Technical Paper
740105
T. W. Ryan, S. S. Lestz, W. E. Meyer
The lean misfire limit air-fuel ratio of a spark ignition engine was extended by various modifications of the intake and ignition systems. The effects of long duration spark, extended spark plug gap projections and gap widths, and a vaned collar intake valve are reported. These modifications allowed for reliable operation up to air-fuel ratios of 24:1. The experimental apparatus and procedure used in this study are described. Conclusions are drawn concerning the optimization of the various modifications to extend the lean misfire limit and reduce the exhaust emissions. In general, all modifications extended the lean misfire limit, but increased gap width had the most profound effect. In all cases, the exhaust emissions were reduced by extension of the lean misfire limit.
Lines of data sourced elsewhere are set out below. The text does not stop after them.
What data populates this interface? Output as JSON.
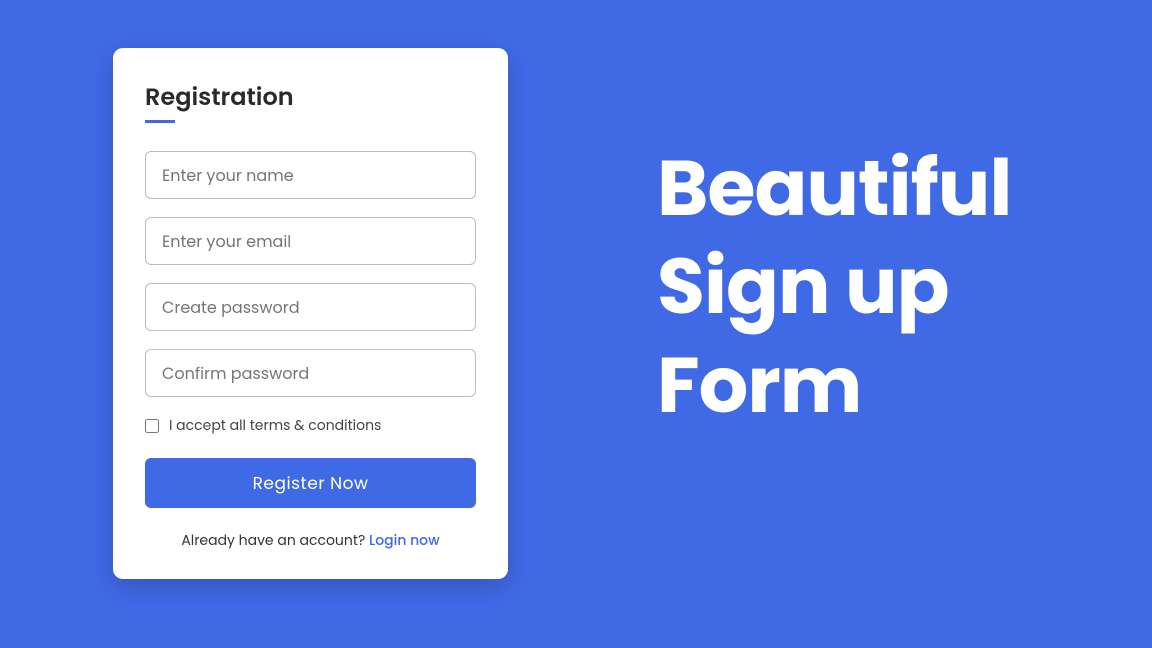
{
  "form": {
    "title": "Registration",
    "fields": {
      "name": {
        "placeholder": "Enter your name",
        "value": ""
      },
      "email": {
        "placeholder": "Enter your email",
        "value": ""
      },
      "password": {
        "placeholder": "Create password",
        "value": ""
      },
      "confirm": {
        "placeholder": "Confirm password",
        "value": ""
      }
    },
    "terms_label": "I accept all terms & conditions",
    "submit_label": "Register Now",
    "login_prompt": "Already have an account? ",
    "login_link": "Login now"
  },
  "hero": {
    "line1": "Beautiful",
    "line2": "Sign up",
    "line3": "Form"
  },
  "colors": {
    "accent": "#4069e5",
    "background": "#4069e5"
  }
}
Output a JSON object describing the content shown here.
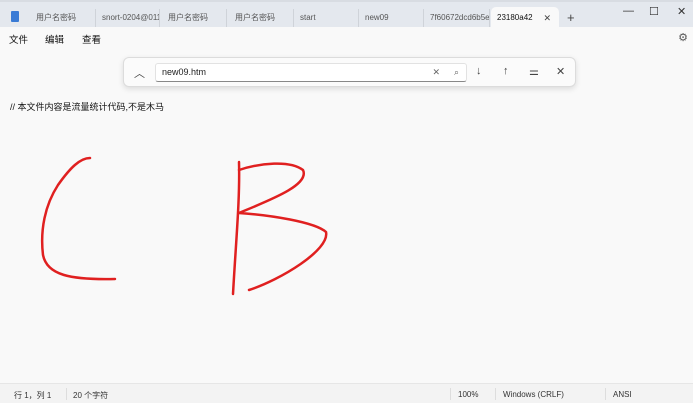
{
  "tabs": [
    "用户名密码",
    "snort-0204@011",
    "用户名密码",
    "用户名密码",
    "start",
    "new09",
    "7f60672dcd6b5e",
    "23180a42"
  ],
  "menu": {
    "file": "文件",
    "edit": "编辑",
    "view": "查看"
  },
  "find": {
    "value": "new09.htm"
  },
  "document": {
    "text": "// 本文件内容是流量统计代码,不是木马"
  },
  "status": {
    "position": "行 1，列 1",
    "chars": "20 个字符",
    "zoom": "100%",
    "line_ending": "Windows (CRLF)",
    "encoding": "ANSI"
  },
  "ink_color": "#e02020"
}
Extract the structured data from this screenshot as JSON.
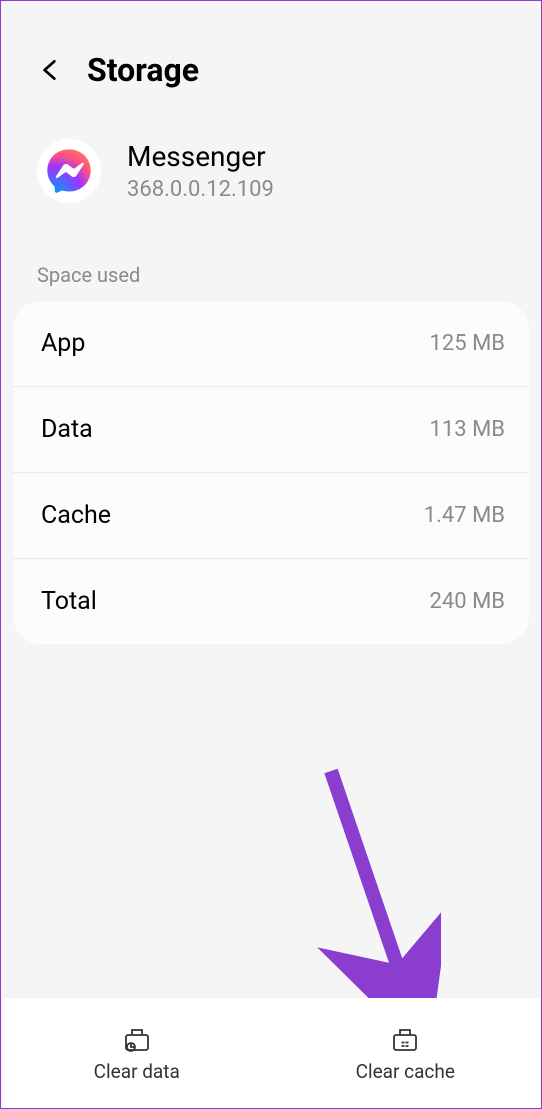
{
  "header": {
    "title": "Storage"
  },
  "app": {
    "name": "Messenger",
    "version": "368.0.0.12.109"
  },
  "section": {
    "label": "Space used"
  },
  "rows": [
    {
      "label": "App",
      "value": "125 MB"
    },
    {
      "label": "Data",
      "value": "113 MB"
    },
    {
      "label": "Cache",
      "value": "1.47 MB"
    },
    {
      "label": "Total",
      "value": "240 MB"
    }
  ],
  "actions": {
    "clearData": "Clear data",
    "clearCache": "Clear cache"
  }
}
1974-02-01
Technical Paper
740118
L. Imparato, F. Berti, G. Mancini, G. Pusateri
The use of several different synthetic lubricants in the formulation of multigrade motor oils is examined from the point of view of their physical and chemical characteristics and their commercial suitability. The influence of synthetic lubricant bases upon some of the performance characteristics of conventional additives has been considered. Engine test results using an SAE 10W/50 oil containing an ester base are compared with the performance of a similar SAE grade motor oil based upon mineral oil alone.
Viewing 22231 to 22260 of 24128

Filter